Herein begins a short series about why I am a bad parent (tongue in cheek, don’t worry!). There are so many parenting styles, solutions and tecniques that no one thing will ever work for every child. Nevertheless, parents never fail to recieve judgement and condemnation (even if it’s in a silent glare) about how they do things. Over the next few posts, I am going to talk about the first few months of my husband’s and my parenting experience and why we have chosen to do certain things. Please, feel free to offer input (and judgement) in the comments.
About 6 weeks ago, my darling little daughter began what I am calling a “sleep regression”. She has always been a pretty good night sleeper. From the beginning, she slept 3-4 hour stretches. Those stretches extended to 6-8 hours when she hit 10ish weeks old. Then, around 3 months, all Hell broke loose.
It started when bedtime exploded. We have had a regular bedtime routine from 8 weeks old. It has helped immensely, signaling to her when it is time to wind down and sleep. We would go through our routine, I would nurse her, she would fall asleep, and then I would put her down for the night. The end. But 6 weeks ago, she stopped just falling alseep. It would take me upwards of two hours of rocking, shushing, nursing, swinging, walking, etc., to get her to fall asleep. And then she might only sleep for 15 minutes before waking and beginning the whole thing over again.

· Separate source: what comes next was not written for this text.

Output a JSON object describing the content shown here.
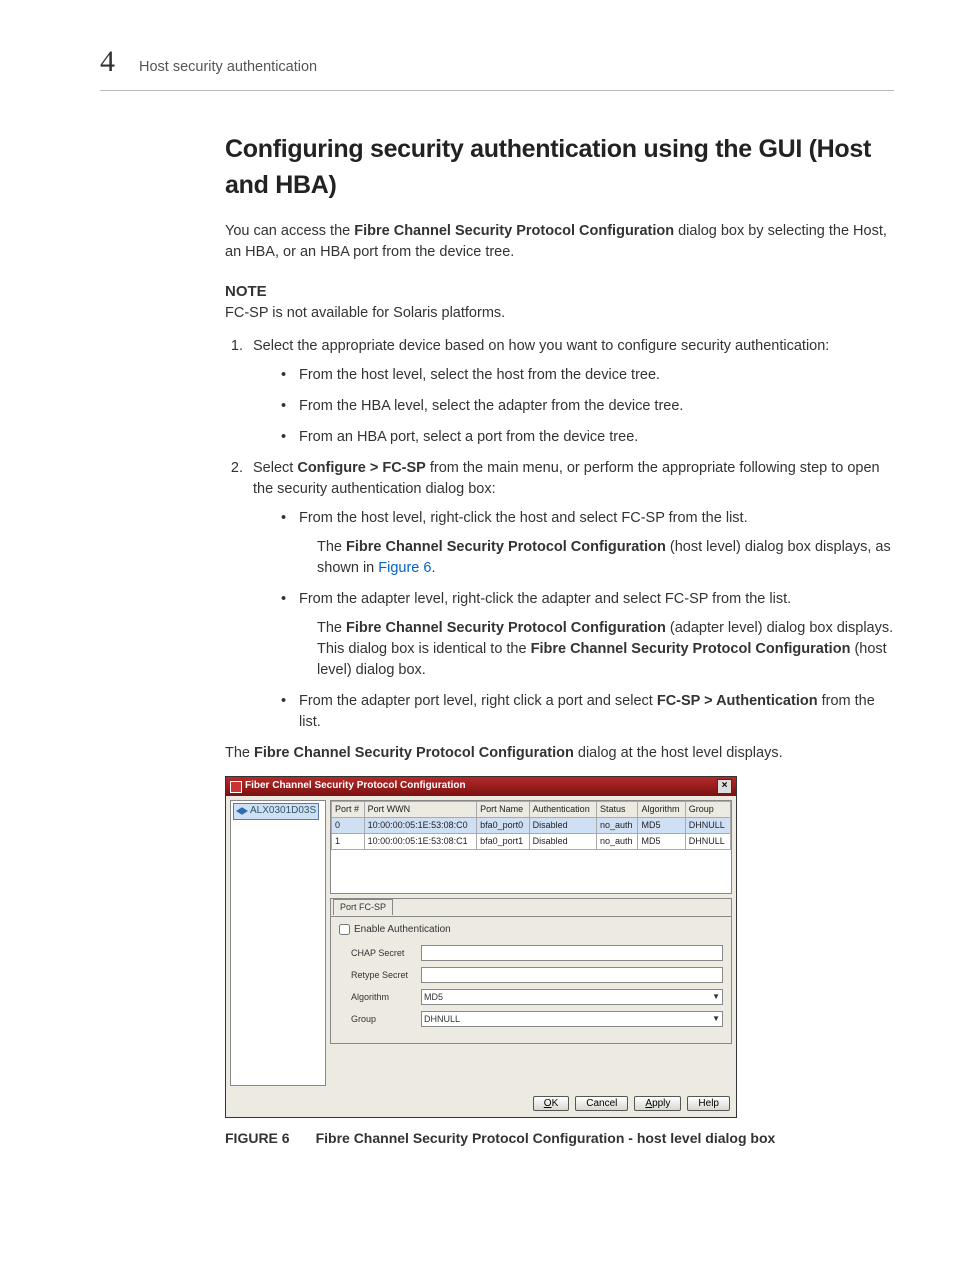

And then she stopped sleeping long stretches. Slowly she went from waking twice a night to three times. Then four times. Until she was waking around 10 times a night, not sleeping more than 1 1/2 – 2 hours at a time. It was ridiculous. I was getting no sleep, she was getting no sleep and both of us were frustrated, grouchy, and dreading bedtime every day.
Clearly, something had to change.
I am a fan of Dr. Sears and his Attachment Parenting techniques. This is what we had basically been practicing for the first three months of Babygirl’s life…and it worked very well. She was happy, we were happy, and we had established such a bond and connection with her.
However, it was clear that what we were doing in regards to her sleeping habits was no longer working. And so I started looking to other sources. I went out and bought the book Healthy Sleep Habits, Happy Baby by pediatrician Dr. Weissbluth. In addition to lots of medical information and actual studies on how babies sleep and what is and is not healthy sleep for them, Weissbluth also has a game plan for getting babies on a healthy sleep schedule. His plan, however, is adaptable to your parenting style and what feels comfortable to you.
The first thing we were doing wrong is putting her to bed WAY too late. Weissbluth says that babies my daughter’s age should be going to bed between 5 and 8 p.m., not 10 p.m. like I was doing. He says that contrary to popular belief, an early bedtime doesn’t mean an early wakeup time (this has proven to be true thusfar).
For getting her to sleep at night, we picked the “graduated extinction” method. Which is where, after our bedtime routine, we put Babygirl down for the night whether she happens to be awake or asleep, say goodnight, and leave the room. If she cries, we wait 3 minutes before responding, then we go in and soothe her until she is quiet again. Then we leave. If she cries, we wait 5 minutes and repeat. Then 10 minutes thereafter until she falls asleep. The next night, we start by waiting 5 minutes. Then 10 then 15 thereafter, gradually increasing the time each night.
This felt the most comfortable to me because I want my baby to get better sleep than she had been, but I just couldn’t be spending 2-3 hours trying to GET her to sleep every night, only to have her wake up 10 minutes after I accomplish that. She needed to learn to soothe herself to sleep, but I didn’t want to just set her in her crib and leave her to cry for hours on end without some sort of reassurance from me. I didn’t want her feeling like I’d completely abandoned her.
And so, I am a bad parent because I let my helpless Babygirl cry in her crib for several minutes at a time.
It should be noted that I do NOT agree with just letting your child cry any earlier than we started this. Newborns need to be responded to in order to develop that sense of trust and connection with their parents. But Babygirl was beginning to cry for no reason at bedtime. She was warm (but not too warm), fed, dry and tired. But she would just keep crying. No matter what I did, she would cry. Whether I walked, bounced, swayed, sang or shushed she would still fuss and cry.
So why not let her learn self-soothing techniques while she’s crying? I feel like at that point, I was only handicapping her because I obviously wasn’t helping her feel any better. So I figured why not give this method a shot.
I have two words for you.
She has been sleeping a full 12 hours at night, and has been waking up only twice to eat. When I put her back down in the middle of the night, she goes right back to sleep. She has been able to put herself to sleep more often. And she has finally shifted to taking 2 or 3 long naps during the day instead of a bazillion cat naps.
She is happier during the day and not as tired. And most of all, when I go to get her out of her crib in the morning, she is still the smiley, happy, loving baby that I adore.
This method won’t necessarily work for everyone. This may not be everyone’s style. But for us and our child, it is going great.
I’m proud to be a bad parent.